As part of our research project for the King’s College London Arts and Humanities Festival, we’ve been interviewing different curators, designers, artists and architects about playful work for public space. Our first interview was with Scott Garner, an artist with a fascinating and wide-ranging practice whose work tends to the interactive and playful – sometimes purely digital, sometimes physical as well.

We started by asking him about his installation Reach, a beautiful stylised sky with moon and stars – where you can make noises by touching the moon and a star at the same time.

US: I was interested in Reach in particular (which seems like such a gorgeous piece). In the documentation online, it doesn’t seem like there’s visible instructions – is that the case?

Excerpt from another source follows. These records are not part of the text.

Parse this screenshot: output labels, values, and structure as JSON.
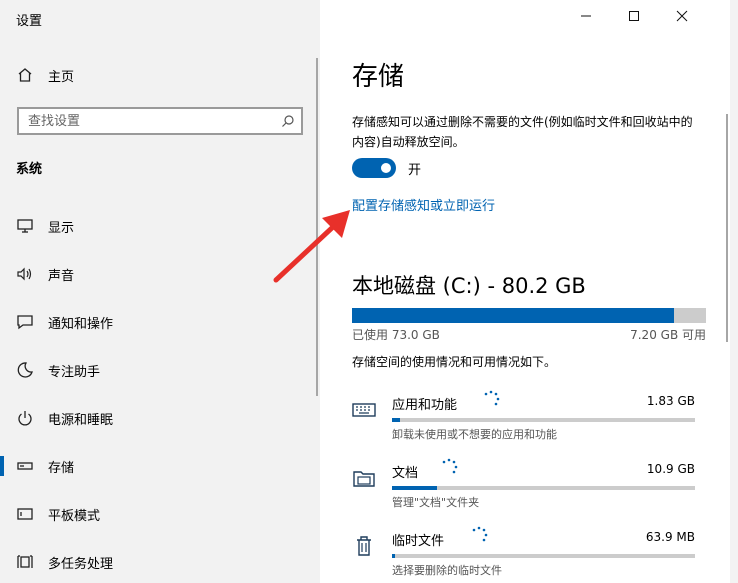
{
  "window": {
    "title": "设置"
  },
  "sidebar": {
    "home": "主页",
    "search_placeholder": "查找设置",
    "section": "系统",
    "items": [
      {
        "label": "显示",
        "icon": "monitor-icon"
      },
      {
        "label": "声音",
        "icon": "speaker-icon"
      },
      {
        "label": "通知和操作",
        "icon": "notification-icon"
      },
      {
        "label": "专注助手",
        "icon": "moon-icon"
      },
      {
        "label": "电源和睡眠",
        "icon": "power-icon"
      },
      {
        "label": "存储",
        "icon": "storage-icon",
        "active": true
      },
      {
        "label": "平板模式",
        "icon": "tablet-icon"
      },
      {
        "label": "多任务处理",
        "icon": "multitask-icon"
      }
    ]
  },
  "main": {
    "title": "存储",
    "description": "存储感知可以通过删除不需要的文件(例如临时文件和回收站中的内容)自动释放空间。",
    "toggle_label": "开",
    "toggle_on": true,
    "config_link": "配置存储感知或立即运行",
    "disk": {
      "title": "本地磁盘 (C:) - 80.2 GB",
      "used_label": "已使用 73.0 GB",
      "free_label": "7.20 GB 可用",
      "used_fraction": 0.91,
      "info": "存储空间的使用情况和可用情况如下。"
    },
    "categories": [
      {
        "name": "应用和功能",
        "size": "1.83 GB",
        "sub": "卸载未使用或不想要的应用和功能",
        "fraction": 0.025,
        "icon": "keyboard-icon"
      },
      {
        "name": "文档",
        "size": "10.9 GB",
        "sub": "管理\"文档\"文件夹",
        "fraction": 0.15,
        "icon": "documents-icon"
      },
      {
        "name": "临时文件",
        "size": "63.9 MB",
        "sub": "选择要删除的临时文件",
        "fraction": 0.01,
        "icon": "trash-icon"
      }
    ]
  },
  "colors": {
    "accent": "#0063b1",
    "annotation_arrow": "#e8302a"
  }
}
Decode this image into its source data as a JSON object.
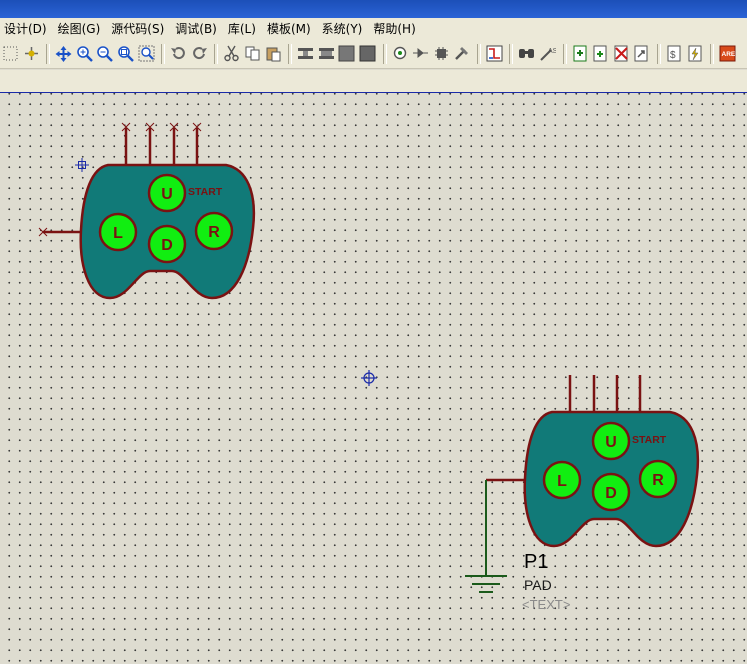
{
  "menu": [
    "设计(D)",
    "绘图(G)",
    "源代码(S)",
    "调试(B)",
    "库(L)",
    "模板(M)",
    "系统(Y)",
    "帮助(H)"
  ],
  "toolbar_icons": [
    {
      "name": "grid-icon",
      "group": 0
    },
    {
      "name": "origin-icon",
      "group": 0
    },
    {
      "name": "pan-icon",
      "group": 1
    },
    {
      "name": "zoom-in-icon",
      "group": 1
    },
    {
      "name": "zoom-out-icon",
      "group": 1
    },
    {
      "name": "zoom-all-icon",
      "group": 1
    },
    {
      "name": "zoom-area-icon",
      "group": 1
    },
    {
      "name": "undo-icon",
      "group": 2
    },
    {
      "name": "redo-icon",
      "group": 2
    },
    {
      "name": "cut-icon",
      "group": 3
    },
    {
      "name": "copy-icon",
      "group": 3
    },
    {
      "name": "paste-icon",
      "group": 3
    },
    {
      "name": "block-copy-icon",
      "group": 4
    },
    {
      "name": "block-move-icon",
      "group": 4
    },
    {
      "name": "block-rotate-icon",
      "group": 4
    },
    {
      "name": "block-delete-icon",
      "group": 4
    },
    {
      "name": "pick-device-icon",
      "group": 5
    },
    {
      "name": "make-device-icon",
      "group": 5
    },
    {
      "name": "package-tool-icon",
      "group": 5
    },
    {
      "name": "decompose-icon",
      "group": 5
    },
    {
      "name": "wire-autorouter-icon",
      "group": 6
    },
    {
      "name": "search-icon",
      "group": 7
    },
    {
      "name": "property-tool-icon",
      "group": 7
    },
    {
      "name": "new-sheet-icon",
      "group": 8
    },
    {
      "name": "add-sheet-icon",
      "group": 8
    },
    {
      "name": "remove-sheet-icon",
      "group": 8
    },
    {
      "name": "goto-sheet-icon",
      "group": 8
    },
    {
      "name": "bill-of-materials-icon",
      "group": 9
    },
    {
      "name": "electrical-check-icon",
      "group": 9
    },
    {
      "name": "ares-netlist-icon",
      "group": 10
    }
  ],
  "components": [
    {
      "id": "pad-1",
      "button_labels": {
        "up": "U",
        "down": "D",
        "left": "L",
        "right": "R",
        "start": "START"
      }
    },
    {
      "id": "pad-2",
      "reference": "P1",
      "value": "PAD",
      "text_placeholder": "<TEXT>",
      "button_labels": {
        "up": "U",
        "down": "D",
        "left": "L",
        "right": "R",
        "start": "START"
      }
    }
  ],
  "colors": {
    "body_fill": "#117a78",
    "outline": "#7a1212",
    "button_fill": "#11ee11",
    "wire": "#7a1212",
    "ground_wire": "#1a5a1a",
    "cursor": "#1a2aa8",
    "grid_dot": "#3a3a3a",
    "canvas": "#dedcd0",
    "chrome": "#ece9d8"
  }
}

If so I’d love to hear about whether you had to do anything to encourage people to engage with it, how they understand that it’s touchable and what they can do to get it to respond, etc. Is it just the dotted lines, and people work it out from there?

SCOTT: Reach was created for the Children’s Museum of Pittsburgh, an environment where kids generally know they’re allowed to run around and touch everything. Part of the challenge, however, was managing different levels of engagement. I wanted to accommodate both the impatient kids running through the space and banging on everything, as well as more thoughtful children that wanted to puzzle out how something worked in a deeper way. I also wanted Reach to work at different scales—from a single child up to a group of twenty school children.